== WHAT YOU WILL DO ==
Copy the records below exactly as they stand. Leave out the pictures.

(Data about app and page elements)
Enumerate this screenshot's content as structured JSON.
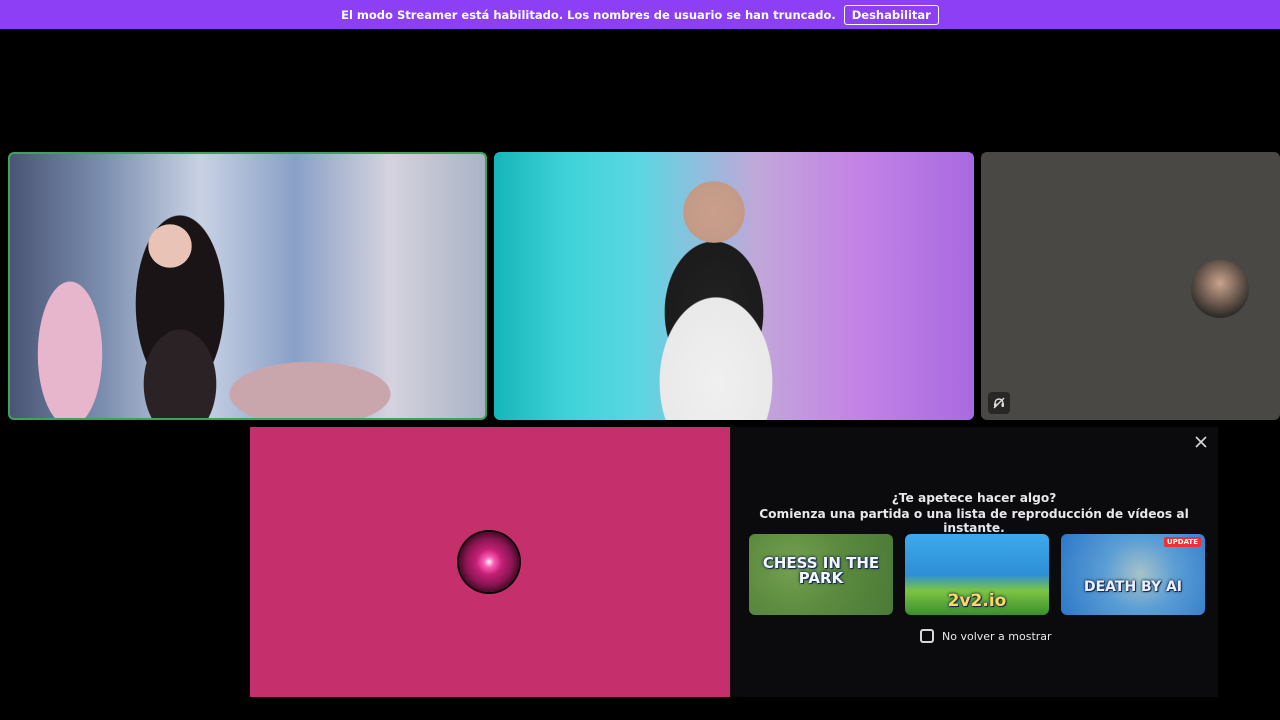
{
  "banner": {
    "message": "El modo Streamer está habilitado. Los nombres de usuario se han truncado.",
    "button_label": "Deshabilitar"
  },
  "call": {
    "tiles": [
      {
        "kind": "camera",
        "speaking": true
      },
      {
        "kind": "camera",
        "speaking": false
      },
      {
        "kind": "avatar",
        "muted_icon": "deafened-icon"
      }
    ]
  },
  "activities": {
    "title": "¿Te apetece hacer algo?",
    "subtitle": "Comienza una partida o una lista de reproducción de vídeos al instante.",
    "games": [
      {
        "label": "CHESS IN THE PARK",
        "badge": ""
      },
      {
        "label": "2v2.io",
        "badge": ""
      },
      {
        "label": "DEATH BY AI",
        "badge": "UPDATE"
      }
    ],
    "checkbox_label": "No volver a mostrar",
    "checkbox_checked": false
  },
  "colors": {
    "banner": "#8c3ff5",
    "speaking_border": "#3ba55d",
    "stream_background": "#c42f6c"
  }
}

== WRITTEN REPLY ==
Enumerate this screenshot's content as structured JSON.
{
  "banner": {
    "message": "El modo Streamer está habilitado. Los nombres de usuario se han truncado.",
    "button_label": "Deshabilitar"
  },
  "call": {
    "tiles": [
      {
        "kind": "camera",
        "speaking": true
      },
      {
        "kind": "camera",
        "speaking": false
      },
      {
        "kind": "avatar",
        "muted_icon": "deafened-icon"
      }
    ]
  },
  "activities": {
    "title": "¿Te apetece hacer algo?",
    "subtitle": "Comienza una partida o una lista de reproducción de vídeos al instante.",
    "games": [
      {
        "label": "CHESS IN THE PARK",
        "badge": ""
      },
      {
        "label": "2v2.io",
        "badge": ""
      },
      {
        "label": "DEATH BY AI",
        "badge": "UPDATE"
      }
    ],
    "checkbox_label": "No volver a mostrar",
    "checkbox_checked": false
  },
  "colors": {
    "banner": "#8c3ff5",
    "speaking_border": "#3ba55d",
    "stream_background": "#c42f6c"
  }
}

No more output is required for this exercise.